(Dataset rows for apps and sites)
######
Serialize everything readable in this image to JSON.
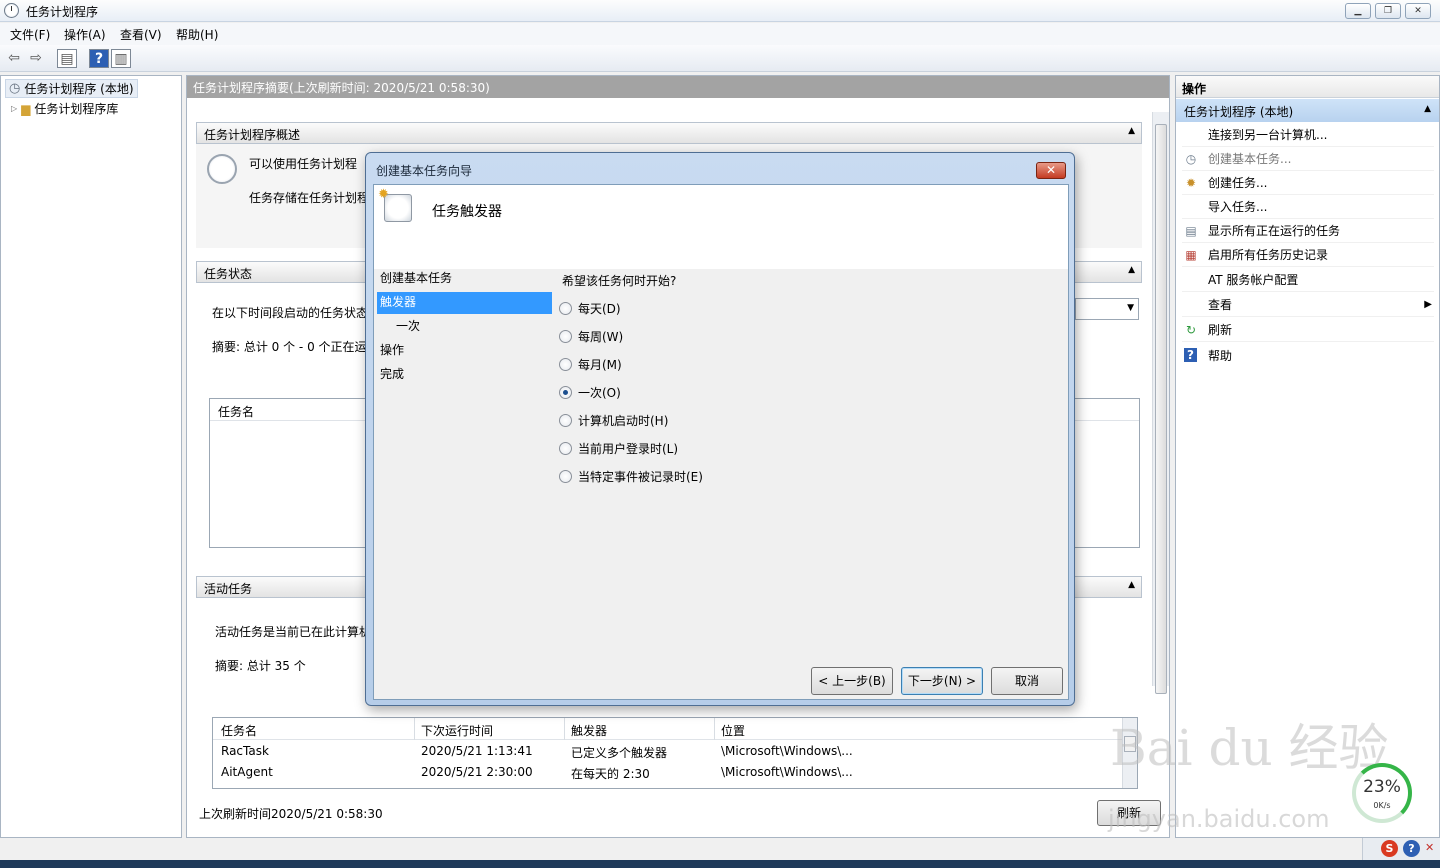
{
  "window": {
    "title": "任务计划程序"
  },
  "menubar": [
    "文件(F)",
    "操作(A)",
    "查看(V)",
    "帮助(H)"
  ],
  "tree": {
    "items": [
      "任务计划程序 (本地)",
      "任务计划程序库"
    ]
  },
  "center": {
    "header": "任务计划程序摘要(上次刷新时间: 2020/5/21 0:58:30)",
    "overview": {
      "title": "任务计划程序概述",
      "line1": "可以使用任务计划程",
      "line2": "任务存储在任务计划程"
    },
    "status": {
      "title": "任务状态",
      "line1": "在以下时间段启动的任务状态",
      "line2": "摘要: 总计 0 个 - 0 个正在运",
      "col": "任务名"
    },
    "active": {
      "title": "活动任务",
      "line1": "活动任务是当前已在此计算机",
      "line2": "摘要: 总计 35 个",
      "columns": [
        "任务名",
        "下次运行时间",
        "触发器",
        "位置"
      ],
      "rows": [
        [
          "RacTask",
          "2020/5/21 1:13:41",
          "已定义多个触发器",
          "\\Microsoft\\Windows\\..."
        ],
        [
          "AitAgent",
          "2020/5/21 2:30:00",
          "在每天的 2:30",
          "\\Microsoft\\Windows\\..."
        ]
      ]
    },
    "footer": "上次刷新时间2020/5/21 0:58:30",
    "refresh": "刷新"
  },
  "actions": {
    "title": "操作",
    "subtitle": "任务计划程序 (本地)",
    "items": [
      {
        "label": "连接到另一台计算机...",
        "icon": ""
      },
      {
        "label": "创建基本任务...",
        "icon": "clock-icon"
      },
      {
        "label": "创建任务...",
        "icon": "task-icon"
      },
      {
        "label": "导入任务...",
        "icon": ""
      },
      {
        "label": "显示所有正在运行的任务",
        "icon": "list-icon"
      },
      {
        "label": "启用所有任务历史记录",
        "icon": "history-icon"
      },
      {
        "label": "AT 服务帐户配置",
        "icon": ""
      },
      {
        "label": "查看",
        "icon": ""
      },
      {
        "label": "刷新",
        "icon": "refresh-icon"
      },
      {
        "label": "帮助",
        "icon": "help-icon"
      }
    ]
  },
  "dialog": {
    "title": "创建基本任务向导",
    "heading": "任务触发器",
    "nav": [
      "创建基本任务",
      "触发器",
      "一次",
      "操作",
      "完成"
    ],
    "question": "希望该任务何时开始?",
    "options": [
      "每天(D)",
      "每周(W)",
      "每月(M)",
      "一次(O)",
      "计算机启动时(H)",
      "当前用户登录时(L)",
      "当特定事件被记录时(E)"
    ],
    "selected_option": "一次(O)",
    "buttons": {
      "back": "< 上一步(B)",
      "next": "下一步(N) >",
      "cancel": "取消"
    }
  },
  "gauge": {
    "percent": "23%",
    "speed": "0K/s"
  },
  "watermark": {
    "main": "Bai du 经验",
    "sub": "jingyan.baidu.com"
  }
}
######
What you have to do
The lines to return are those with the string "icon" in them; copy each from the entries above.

Solution to this exercise
        "icon": ""
        "icon": "clock-icon"
        "icon": "task-icon"
        "icon": ""
        "icon": "list-icon"
        "icon": "history-icon"
        "icon": ""
        "icon": ""
        "icon": "refresh-icon"
        "icon": "help-icon"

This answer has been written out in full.